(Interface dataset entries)
—————

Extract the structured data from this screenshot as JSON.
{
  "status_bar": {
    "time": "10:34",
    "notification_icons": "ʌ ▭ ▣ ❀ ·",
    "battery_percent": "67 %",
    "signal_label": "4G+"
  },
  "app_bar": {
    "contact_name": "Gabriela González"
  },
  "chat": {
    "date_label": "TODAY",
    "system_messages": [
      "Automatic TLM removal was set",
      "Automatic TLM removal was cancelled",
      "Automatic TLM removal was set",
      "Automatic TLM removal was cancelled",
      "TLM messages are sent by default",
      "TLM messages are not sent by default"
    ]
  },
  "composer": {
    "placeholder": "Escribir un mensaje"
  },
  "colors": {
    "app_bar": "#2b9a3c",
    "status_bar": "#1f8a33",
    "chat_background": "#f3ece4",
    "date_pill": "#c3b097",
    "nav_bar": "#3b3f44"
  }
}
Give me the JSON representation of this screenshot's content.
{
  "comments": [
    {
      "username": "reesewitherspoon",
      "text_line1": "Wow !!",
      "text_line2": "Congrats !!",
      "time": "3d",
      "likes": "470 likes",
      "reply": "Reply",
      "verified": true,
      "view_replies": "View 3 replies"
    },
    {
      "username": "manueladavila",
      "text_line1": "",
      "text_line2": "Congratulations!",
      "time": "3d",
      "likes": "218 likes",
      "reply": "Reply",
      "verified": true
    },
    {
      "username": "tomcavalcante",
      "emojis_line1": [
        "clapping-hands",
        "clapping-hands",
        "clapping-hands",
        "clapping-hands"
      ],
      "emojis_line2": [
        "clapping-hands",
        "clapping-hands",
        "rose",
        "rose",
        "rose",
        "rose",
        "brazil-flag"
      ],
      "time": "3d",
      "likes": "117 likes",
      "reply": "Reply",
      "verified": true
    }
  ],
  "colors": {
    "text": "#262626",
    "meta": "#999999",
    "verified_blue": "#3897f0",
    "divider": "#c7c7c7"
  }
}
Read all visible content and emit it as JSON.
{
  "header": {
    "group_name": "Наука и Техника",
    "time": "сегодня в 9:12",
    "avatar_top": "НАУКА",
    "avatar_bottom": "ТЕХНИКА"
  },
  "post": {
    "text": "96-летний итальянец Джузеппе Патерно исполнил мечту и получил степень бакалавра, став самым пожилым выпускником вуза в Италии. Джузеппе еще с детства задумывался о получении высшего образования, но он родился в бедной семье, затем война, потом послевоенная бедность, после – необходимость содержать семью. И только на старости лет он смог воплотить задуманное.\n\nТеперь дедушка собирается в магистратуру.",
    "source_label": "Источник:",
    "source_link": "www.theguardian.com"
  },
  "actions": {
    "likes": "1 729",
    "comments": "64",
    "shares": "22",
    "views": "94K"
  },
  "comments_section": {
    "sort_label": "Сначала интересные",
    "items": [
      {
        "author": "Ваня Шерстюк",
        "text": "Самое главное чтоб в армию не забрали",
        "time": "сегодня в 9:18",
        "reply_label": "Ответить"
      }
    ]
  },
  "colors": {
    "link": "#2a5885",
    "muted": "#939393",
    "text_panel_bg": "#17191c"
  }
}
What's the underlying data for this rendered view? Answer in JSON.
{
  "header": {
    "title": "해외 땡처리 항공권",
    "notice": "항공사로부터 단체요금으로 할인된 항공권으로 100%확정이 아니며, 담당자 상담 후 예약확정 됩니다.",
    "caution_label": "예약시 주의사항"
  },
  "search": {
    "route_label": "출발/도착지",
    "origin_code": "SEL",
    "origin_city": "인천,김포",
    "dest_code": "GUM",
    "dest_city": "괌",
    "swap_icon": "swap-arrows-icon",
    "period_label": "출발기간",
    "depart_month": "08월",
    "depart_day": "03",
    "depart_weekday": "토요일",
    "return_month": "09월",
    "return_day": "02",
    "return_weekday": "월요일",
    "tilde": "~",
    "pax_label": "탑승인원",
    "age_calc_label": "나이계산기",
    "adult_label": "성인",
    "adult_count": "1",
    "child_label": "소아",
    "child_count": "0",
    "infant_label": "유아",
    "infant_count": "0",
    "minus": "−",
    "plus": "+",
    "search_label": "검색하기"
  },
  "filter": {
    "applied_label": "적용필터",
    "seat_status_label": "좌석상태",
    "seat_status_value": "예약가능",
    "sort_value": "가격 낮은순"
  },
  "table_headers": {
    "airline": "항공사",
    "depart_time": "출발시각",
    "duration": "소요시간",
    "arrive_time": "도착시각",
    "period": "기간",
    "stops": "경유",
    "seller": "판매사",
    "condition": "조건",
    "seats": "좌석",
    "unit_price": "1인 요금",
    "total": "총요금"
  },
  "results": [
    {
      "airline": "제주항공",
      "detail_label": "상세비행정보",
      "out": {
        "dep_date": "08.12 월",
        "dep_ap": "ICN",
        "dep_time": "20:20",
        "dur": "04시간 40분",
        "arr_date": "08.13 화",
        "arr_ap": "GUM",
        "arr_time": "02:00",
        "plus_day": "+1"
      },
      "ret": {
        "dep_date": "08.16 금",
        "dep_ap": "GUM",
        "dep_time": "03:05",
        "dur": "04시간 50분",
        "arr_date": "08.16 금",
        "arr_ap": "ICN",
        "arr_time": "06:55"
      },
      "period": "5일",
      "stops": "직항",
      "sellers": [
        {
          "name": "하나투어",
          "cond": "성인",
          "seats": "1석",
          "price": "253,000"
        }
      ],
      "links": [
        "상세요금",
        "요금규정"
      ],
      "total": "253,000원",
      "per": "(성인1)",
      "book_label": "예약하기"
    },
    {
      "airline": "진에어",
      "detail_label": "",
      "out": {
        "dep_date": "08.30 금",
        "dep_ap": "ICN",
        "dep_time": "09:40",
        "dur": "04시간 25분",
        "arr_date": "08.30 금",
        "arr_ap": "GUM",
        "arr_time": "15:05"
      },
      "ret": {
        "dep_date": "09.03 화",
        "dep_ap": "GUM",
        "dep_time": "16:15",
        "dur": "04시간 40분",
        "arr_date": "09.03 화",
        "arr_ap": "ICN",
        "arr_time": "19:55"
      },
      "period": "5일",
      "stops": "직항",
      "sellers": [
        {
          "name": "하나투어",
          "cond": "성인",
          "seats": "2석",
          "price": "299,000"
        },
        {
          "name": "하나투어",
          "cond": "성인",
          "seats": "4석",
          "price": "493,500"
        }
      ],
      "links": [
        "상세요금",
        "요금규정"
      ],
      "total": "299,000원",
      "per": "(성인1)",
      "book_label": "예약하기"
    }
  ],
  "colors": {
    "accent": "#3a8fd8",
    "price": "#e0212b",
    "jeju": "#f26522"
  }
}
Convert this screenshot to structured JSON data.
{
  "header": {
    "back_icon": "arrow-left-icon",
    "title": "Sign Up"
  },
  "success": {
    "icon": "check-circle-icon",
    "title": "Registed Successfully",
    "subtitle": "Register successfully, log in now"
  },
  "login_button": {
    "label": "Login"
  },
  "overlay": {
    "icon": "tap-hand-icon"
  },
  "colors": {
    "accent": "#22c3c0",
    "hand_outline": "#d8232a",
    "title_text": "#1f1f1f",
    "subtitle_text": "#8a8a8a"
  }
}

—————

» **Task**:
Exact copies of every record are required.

» **Answer**:
Extract the structured data from this screenshot as JSON.
{
  "status_bar": {
    "time": "10:34",
    "notification_icons": "ʌ ▭ ▣ ❀ ·",
    "battery_percent": "67 %",
    "signal_label": "4G+"
  },
  "app_bar": {
    "contact_name": "Gabriela González"
  },
  "chat": {
    "date_label": "TODAY",
    "system_messages": [
      "Automatic TLM removal was set",
      "Automatic TLM removal was cancelled",
      "Automatic TLM removal was set",
      "Automatic TLM removal was cancelled",
      "TLM messages are sent by default",
      "TLM messages are not sent by default"
    ]
  },
  "composer": {
    "placeholder": "Escribir un mensaje"
  },
  "colors": {
    "app_bar": "#2b9a3c",
    "status_bar": "#1f8a33",
    "chat_background": "#f3ece4",
    "date_pill": "#c3b097",
    "nav_bar": "#3b3f44"
  }
}
Give me the JSON representation of this screenshot's content.
{
  "comments": [
    {
      "username": "reesewitherspoon",
      "text_line1": "Wow !!",
      "text_line2": "Congrats !!",
      "time": "3d",
      "likes": "470 likes",
      "reply": "Reply",
      "verified": true,
      "view_replies": "View 3 replies"
    },
    {
      "username": "manueladavila",
      "text_line1": "",
      "text_line2": "Congratulations!",
      "time": "3d",
      "likes": "218 likes",
      "reply": "Reply",
      "verified": true
    },
    {
      "username": "tomcavalcante",
      "emojis_line1": [
        "clapping-hands",
        "clapping-hands",
        "clapping-hands",
        "clapping-hands"
      ],
      "emojis_line2": [
        "clapping-hands",
        "clapping-hands",
        "rose",
        "rose",
        "rose",
        "rose",
        "brazil-flag"
      ],
      "time": "3d",
      "likes": "117 likes",
      "reply": "Reply",
      "verified": true
    }
  ],
  "colors": {
    "text": "#262626",
    "meta": "#999999",
    "verified_blue": "#3897f0",
    "divider": "#c7c7c7"
  }
}
Read all visible content and emit it as JSON.
{
  "header": {
    "group_name": "Наука и Техника",
    "time": "сегодня в 9:12",
    "avatar_top": "НАУКА",
    "avatar_bottom": "ТЕХНИКА"
  },
  "post": {
    "text": "96-летний итальянец Джузеппе Патерно исполнил мечту и получил степень бакалавра, став самым пожилым выпускником вуза в Италии. Джузеппе еще с детства задумывался о получении высшего образования, но он родился в бедной семье, затем война, потом послевоенная бедность, после – необходимость содержать семью. И только на старости лет он смог воплотить задуманное.\n\nТеперь дедушка собирается в магистратуру.",
    "source_label": "Источник:",
    "source_link": "www.theguardian.com"
  },
  "actions": {
    "likes": "1 729",
    "comments": "64",
    "shares": "22",
    "views": "94K"
  },
  "comments_section": {
    "sort_label": "Сначала интересные",
    "items": [
      {
        "author": "Ваня Шерстюк",
        "text": "Самое главное чтоб в армию не забрали",
        "time": "сегодня в 9:18",
        "reply_label": "Ответить"
      }
    ]
  },
  "colors": {
    "link": "#2a5885",
    "muted": "#939393",
    "text_panel_bg": "#17191c"
  }
}
What's the underlying data for this rendered view? Answer in JSON.
{
  "header": {
    "title": "해외 땡처리 항공권",
    "notice": "항공사로부터 단체요금으로 할인된 항공권으로 100%확정이 아니며, 담당자 상담 후 예약확정 됩니다.",
    "caution_label": "예약시 주의사항"
  },
  "search": {
    "route_label": "출발/도착지",
    "origin_code": "SEL",
    "origin_city": "인천,김포",
    "dest_code": "GUM",
    "dest_city": "괌",
    "swap_icon": "swap-arrows-icon",
    "period_label": "출발기간",
    "depart_month": "08월",
    "depart_day": "03",
    "depart_weekday": "토요일",
    "return_month": "09월",
    "return_day": "02",
    "return_weekday": "월요일",
    "tilde": "~",
    "pax_label": "탑승인원",
    "age_calc_label": "나이계산기",
    "adult_label": "성인",
    "adult_count": "1",
    "child_label": "소아",
    "child_count": "0",
    "infant_label": "유아",
    "infant_count": "0",
    "minus": "−",
    "plus": "+",
    "search_label": "검색하기"
  },
  "filter": {
    "applied_label": "적용필터",
    "seat_status_label": "좌석상태",
    "seat_status_value": "예약가능",
    "sort_value": "가격 낮은순"
  },
  "table_headers": {
    "airline": "항공사",
    "depart_time": "출발시각",
    "duration": "소요시간",
    "arrive_time": "도착시각",
    "period": "기간",
    "stops": "경유",
    "seller": "판매사",
    "condition": "조건",
    "seats": "좌석",
    "unit_price": "1인 요금",
    "total": "총요금"
  },
  "results": [
    {
      "airline": "제주항공",
      "detail_label": "상세비행정보",
      "out": {
        "dep_date": "08.12 월",
        "dep_ap": "ICN",
        "dep_time": "20:20",
        "dur": "04시간 40분",
        "arr_date": "08.13 화",
        "arr_ap": "GUM",
        "arr_time": "02:00",
        "plus_day": "+1"
      },
      "ret": {
        "dep_date": "08.16 금",
        "dep_ap": "GUM",
        "dep_time": "03:05",
        "dur": "04시간 50분",
        "arr_date": "08.16 금",
        "arr_ap": "ICN",
        "arr_time": "06:55"
      },
      "period": "5일",
      "stops": "직항",
      "sellers": [
        {
          "name": "하나투어",
          "cond": "성인",
          "seats": "1석",
          "price": "253,000"
        }
      ],
      "links": [
        "상세요금",
        "요금규정"
      ],
      "total": "253,000원",
      "per": "(성인1)",
      "book_label": "예약하기"
    },
    {
      "airline": "진에어",
      "detail_label": "",
      "out": {
        "dep_date": "08.30 금",
        "dep_ap": "ICN",
        "dep_time": "09:40",
        "dur": "04시간 25분",
        "arr_date": "08.30 금",
        "arr_ap": "GUM",
        "arr_time": "15:05"
      },
      "ret": {
        "dep_date": "09.03 화",
        "dep_ap": "GUM",
        "dep_time": "16:15",
        "dur": "04시간 40분",
        "arr_date": "09.03 화",
        "arr_ap": "ICN",
        "arr_time": "19:55"
      },
      "period": "5일",
      "stops": "직항",
      "sellers": [
        {
          "name": "하나투어",
          "cond": "성인",
          "seats": "2석",
          "price": "299,000"
        },
        {
          "name": "하나투어",
          "cond": "성인",
          "seats": "4석",
          "price": "493,500"
        }
      ],
      "links": [
        "상세요금",
        "요금규정"
      ],
      "total": "299,000원",
      "per": "(성인1)",
      "book_label": "예약하기"
    }
  ],
  "colors": {
    "accent": "#3a8fd8",
    "price": "#e0212b",
    "jeju": "#f26522"
  }
}
Convert this screenshot to structured JSON data.
{
  "header": {
    "back_icon": "arrow-left-icon",
    "title": "Sign Up"
  },
  "success": {
    "icon": "check-circle-icon",
    "title": "Registed Successfully",
    "subtitle": "Register successfully, log in now"
  },
  "login_button": {
    "label": "Login"
  },
  "overlay": {
    "icon": "tap-hand-icon"
  },
  "colors": {
    "accent": "#22c3c0",
    "hand_outline": "#d8232a",
    "title_text": "#1f1f1f",
    "subtitle_text": "#8a8a8a"
  }
}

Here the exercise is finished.